You know that what they eat they are...

Association of Directors of Adult Social Services
Date: Friday 28th June 2013
Embargo: Immediate

 
Anya Harris talks us through the measures local authorities can take in relating older peoples daily diets,  their independence and wellbeing, and the wider local government spectrum.

Its shocking to think that within the UK up to three million people are malnourished or at risk of malnourishment. 

There has been a frenzied media coverage of this issue occurring in hospitals, with staff not helping patients to eat and drink properly. However, research produced by Bapen The British Association for Parenteral and Enteral Nutrition (www.bapen.org.uk) has identified that at least one million affected are aged over 65 with at least 93 per cent of those living in the community; only two per cent in hospitals and five per cent in residential care homes.

The low awareness of malnutrition and dehydration among service users, carers and social and health care professionals is still widespread and the need to reduce the number of people who suffer - or are at risk of suffering under-nutrition is vitally important.

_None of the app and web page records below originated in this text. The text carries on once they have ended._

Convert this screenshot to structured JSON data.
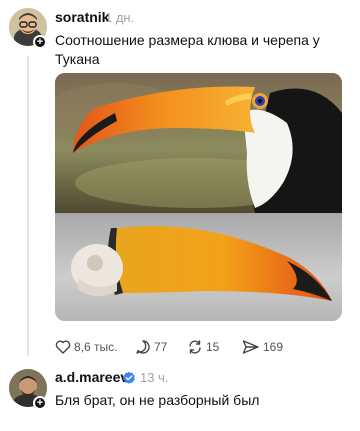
{
  "post": {
    "username": "soratnik",
    "time": "1 дн.",
    "text": "Соотношение размера клюва и черепа у Тукана",
    "image_top_alt": "toucan-photo",
    "image_bottom_alt": "toucan-skull-photo"
  },
  "actions": {
    "likes": "8,6 тыс.",
    "comments": "77",
    "reposts": "15",
    "shares": "169"
  },
  "reply": {
    "username": "a.d.mareev",
    "time": "13 ч.",
    "text": "Бля брат, он не разборный был"
  },
  "icons": {
    "like": "heart-icon",
    "comment": "comment-icon",
    "repost": "repost-icon",
    "share": "share-icon",
    "verified": "verified-badge-icon",
    "follow": "plus-icon"
  },
  "colors": {
    "verified": "#3b82f6",
    "beak_orange": "#f08a1c",
    "muted_text": "#a3a3a3"
  }
}
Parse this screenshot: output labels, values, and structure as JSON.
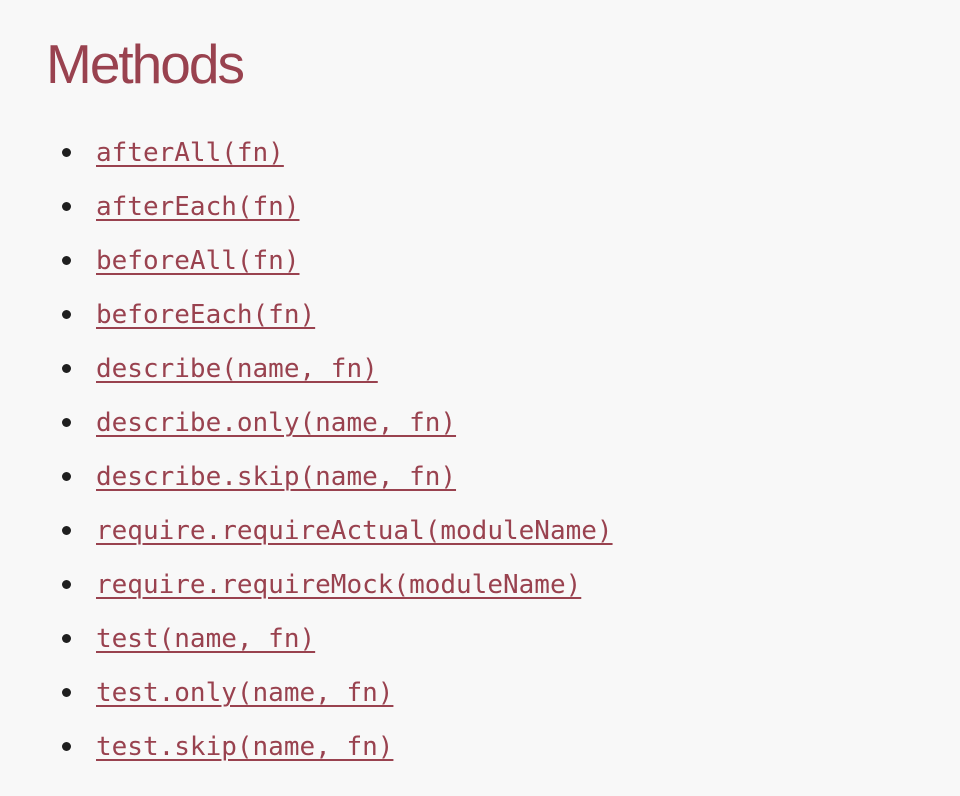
{
  "page": {
    "title": "Methods"
  },
  "methods": [
    {
      "label": "afterAll(fn)"
    },
    {
      "label": "afterEach(fn)"
    },
    {
      "label": "beforeAll(fn)"
    },
    {
      "label": "beforeEach(fn)"
    },
    {
      "label": "describe(name, fn)"
    },
    {
      "label": "describe.only(name, fn)"
    },
    {
      "label": "describe.skip(name, fn)"
    },
    {
      "label": "require.requireActual(moduleName)"
    },
    {
      "label": "require.requireMock(moduleName)"
    },
    {
      "label": "test(name, fn)"
    },
    {
      "label": "test.only(name, fn)"
    },
    {
      "label": "test.skip(name, fn)"
    }
  ],
  "colors": {
    "accent": "#99424f",
    "background": "#f8f8f8",
    "bullet": "#1f1f1f"
  }
}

Public sector expenditure related to treating malnutrition is estimated to be billions of pounds a year. Yet policy makers do not take this matter seriously by developing strategies to improve the current situation. Malnutrition occurs in a number of complex interrelated factors which can include social isolation, poor access to shopping facilities, poverty, and physical and learning disabilities.

Another common misconception is that as we age it is natural to lose weight which in turn prevents people from looking at other social and environmental factors of why the weight loss has occurred.

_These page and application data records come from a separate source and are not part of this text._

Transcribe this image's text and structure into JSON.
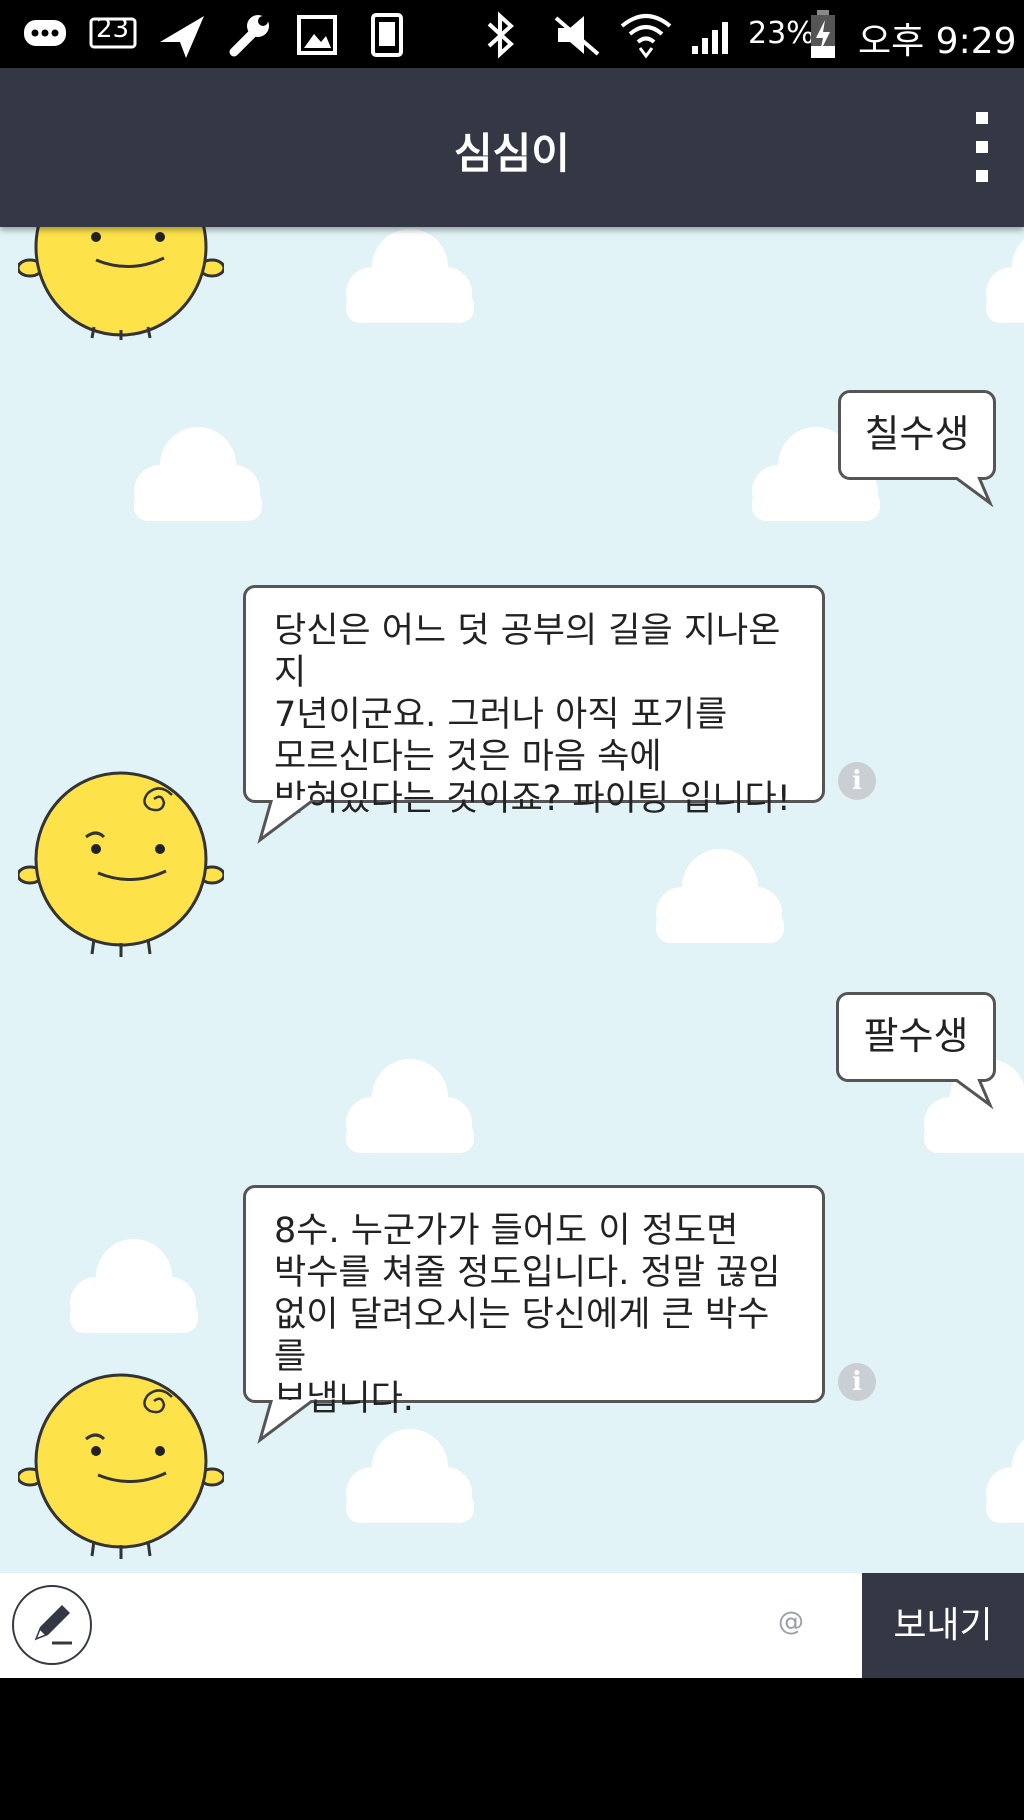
{
  "status_bar": {
    "notification_count": "23",
    "battery": "23%",
    "time": "오후 9:29",
    "icons": [
      "messages-icon",
      "notification-count-icon",
      "navigation-icon",
      "wrench-icon",
      "image-icon",
      "phone-icon",
      "bluetooth-icon",
      "mute-icon",
      "wifi-icon",
      "signal-icon",
      "battery-icon"
    ]
  },
  "app_bar": {
    "title": "심심이",
    "menu_icon": "overflow-menu-icon"
  },
  "messages": [
    {
      "sender": "user",
      "text": "칠수생"
    },
    {
      "sender": "bot",
      "text": "당신은 어느 덧 공부의 길을 지나온지\n7년이군요. 그러나 아직 포기를\n모르신다는 것은 마음 속에\n박혀있다는 것이죠? 파이팅 입니다!"
    },
    {
      "sender": "user",
      "text": "팔수생"
    },
    {
      "sender": "bot",
      "text": "8수. 누군가가 들어도 이 정도면\n박수를 쳐줄 정도입니다. 정말 끊임\n없이 달려오시는 당신에게 큰 박수를\n보냅니다."
    }
  ],
  "input": {
    "value": "",
    "placeholder": "",
    "at_symbol": "@",
    "send_label": "보내기"
  },
  "colors": {
    "app_bar": "#343844",
    "chat_background": "#e1f3f6",
    "avatar": "#fde24a",
    "send_button": "#343844"
  }
}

The obesity epidemic also may impact on the types of food older people are eating. The healthy eating message focuses on eating `five a day while consuming less sugar and less fat. But this does not apply to this group of people. There is a need for them to eat small amounts with a high calorific content.

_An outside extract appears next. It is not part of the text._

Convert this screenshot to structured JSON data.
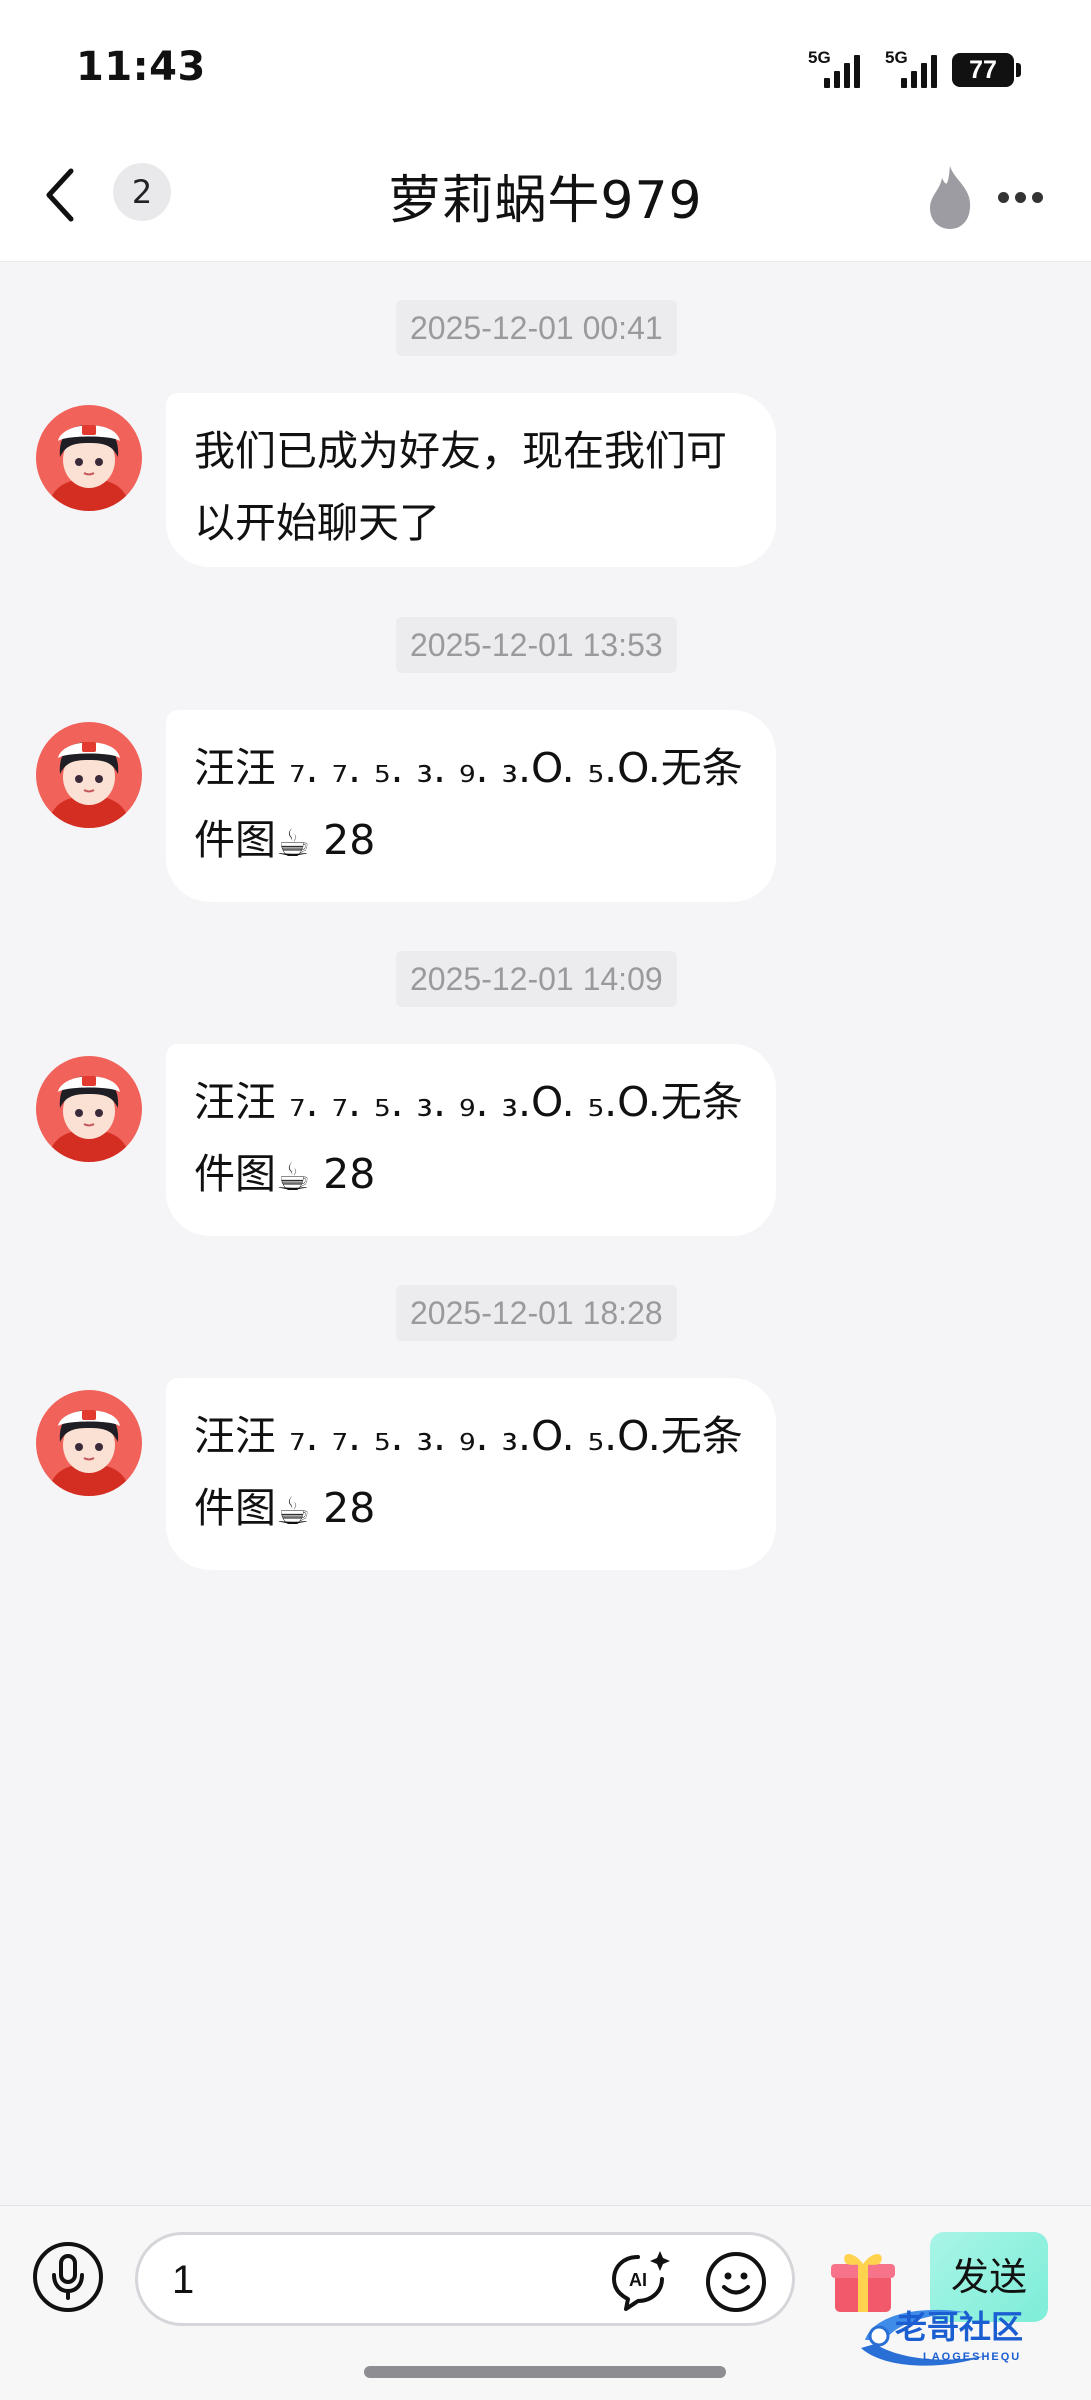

The Malnutrition Task Force - an independent group of experts from health, social care and dietary advice - came together in 2012 to prevent and address malnutrition among the over 65s wherever it occurs. The group has developed a number of guides that includes a range of best practice and also a framework to help those in a wide range of health and social care environments make the changes that are required to counter malnutrition. 

Local authorities are best placed to prevent malnutrition and realise the potential for saving costs when identifying nutrition within the strategic needs assessment. Excellent current examples of this  can be found in

Derbyshire who are driving forward plans to promote awareness of malnutrition in older people. And

Leicestershire where community meals services have been developed which include collaborating with other services such as lunch clubs in  libraries, supermarket cafes, travelling lunch clubs and a school. The majority of lunch clubs are delivered by volunteers and they currently have commissioned 52 throughout the county. They have recently evaluated this scheme using the Social Return on Investment  (SROI) method. The estimated return on every £1 spent was £2.90 in social value. This was evident  through the outcomes for family members, lunch club users and those receiving meals in their own homes.

The campaigns ultimate aim is to reach the widest audience and increase awareness through a number of avenues including posters, booklets, leaflets, information on the website and also sending out simple tape measures for the upper arm measurement to help check own or others nutritional risk. (For an explanation of the upper arm measurement method of calculating BMI, go to http://alturl.com/n9ib5)

So, Indentifying and treating malnutrition in the community can be seen as being crucial to improving the health and wellbeing of older people in our communities. Local authorities must take this issue seriously in raising awareness to all people that work and support older people in the community and also develop strategies and pathways as seen above to reduce the negative impact of malnutrition.  

We must also ensure that access to nutritional food is incorporated into all local and community planning. Ultimately preventing and treating malnutrition and dehydration should be the main focus of everything we do to ensure older people can live independent and fulfilling lives. The fact that public health is now centred on local government rather than the health service will  make this all the more possible.

 

Anya Harris is a graduate management trainee with the national Skills Academy. She is based with the LB Lambeth, and recently spent a short spell with the ADASS Business Unit to widen her perspectives